If you’re unable to find any hobbies, why not do a quick search and pick something that seems remotely interesting? If you end up liking that hobby, great! If not, then at least you tried something new.
This pandemic has made it hard to focus on the present. We worry about our futures and regret our pasts. Maybe we start questioning our mortality, or regret not doing more last year.
While it’s okay to think about these things sometimes, focusing on them all the time is going to cause you to stop living your life. One way is to practice meditation and other mindful activities. This keeps you aware of the present and lets you live in the moment. When your thoughts race, just take a deep breath and try swatting that thought away like a fly. There you go.
Another way to maintain your mental health is getting the right amount of sleep. The stresses of 2020 may keep you up at night. Alternatively, winter and depression can make you sleep too much. Getting the right amount of sleep allows your mind to work its best.
With that said, it can sometimes be hard to close your eyes and fall asleep. Sleep in a comfortable environment, and get out of bed should you have difficulties. Then, fall asleep only when you feel sleepy. Avoid anything that can stimulate your mind too close to bedtime. Finally, you should seek help from a doctor if you still can’t sleep.
Finally, it’s important for you to speak to a mental health professional about any issue that you’re having. If your depression, anxiety, stress, and other mental issues are too severe, then seeking help from a therapist is your next step.
Online therapy has had a boost due to everything going on. If you are unsure of where you should go with online therapy, one place that’s worth starting at is Mind Diagnostics. You can get a proper diagnosis and then figure out where your treatment goes from there.
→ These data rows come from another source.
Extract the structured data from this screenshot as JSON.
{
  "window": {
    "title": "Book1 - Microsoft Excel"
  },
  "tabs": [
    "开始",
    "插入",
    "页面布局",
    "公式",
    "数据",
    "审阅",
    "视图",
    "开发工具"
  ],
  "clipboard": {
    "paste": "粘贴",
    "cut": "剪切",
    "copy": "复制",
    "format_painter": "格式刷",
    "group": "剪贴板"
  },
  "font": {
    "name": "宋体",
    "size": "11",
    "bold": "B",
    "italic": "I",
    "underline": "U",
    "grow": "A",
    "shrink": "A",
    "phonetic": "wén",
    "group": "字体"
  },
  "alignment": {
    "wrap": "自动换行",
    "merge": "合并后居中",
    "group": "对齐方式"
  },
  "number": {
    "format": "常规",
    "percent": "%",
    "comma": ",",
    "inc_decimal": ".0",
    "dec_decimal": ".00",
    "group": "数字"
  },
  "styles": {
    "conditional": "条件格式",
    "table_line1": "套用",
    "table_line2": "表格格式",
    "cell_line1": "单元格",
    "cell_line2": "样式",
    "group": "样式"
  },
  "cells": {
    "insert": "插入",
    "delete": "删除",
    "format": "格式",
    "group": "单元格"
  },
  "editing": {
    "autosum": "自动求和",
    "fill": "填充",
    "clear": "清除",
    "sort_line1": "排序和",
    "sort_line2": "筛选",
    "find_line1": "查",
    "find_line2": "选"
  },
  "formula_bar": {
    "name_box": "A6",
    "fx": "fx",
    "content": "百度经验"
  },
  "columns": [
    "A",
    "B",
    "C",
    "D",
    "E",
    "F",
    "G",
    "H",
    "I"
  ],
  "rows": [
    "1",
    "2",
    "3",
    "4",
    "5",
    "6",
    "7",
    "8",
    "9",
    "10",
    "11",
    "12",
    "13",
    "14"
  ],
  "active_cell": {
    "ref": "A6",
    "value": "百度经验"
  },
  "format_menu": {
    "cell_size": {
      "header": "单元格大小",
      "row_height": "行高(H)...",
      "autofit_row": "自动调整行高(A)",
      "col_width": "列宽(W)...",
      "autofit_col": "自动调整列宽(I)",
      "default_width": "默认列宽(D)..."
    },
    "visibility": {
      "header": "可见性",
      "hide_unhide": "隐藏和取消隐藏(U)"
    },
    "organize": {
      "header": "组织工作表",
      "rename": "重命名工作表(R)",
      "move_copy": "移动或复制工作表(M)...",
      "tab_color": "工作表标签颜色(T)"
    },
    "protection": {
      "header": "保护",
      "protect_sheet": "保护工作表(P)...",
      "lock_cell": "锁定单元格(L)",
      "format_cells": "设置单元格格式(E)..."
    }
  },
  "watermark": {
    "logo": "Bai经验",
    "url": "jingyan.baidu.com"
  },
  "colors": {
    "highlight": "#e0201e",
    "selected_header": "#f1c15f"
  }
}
Marie Miguel has been a writing and research expert for nearly a decade, covering a variety of health-related topics. Currently, she is contributing to the expansion and growth of a free online mental health resource with Mind-Diagnostics.org. With an interest and dedication to addressing stigmas associated with mental health, she continues to specifically target subjects related to anxiety and depression.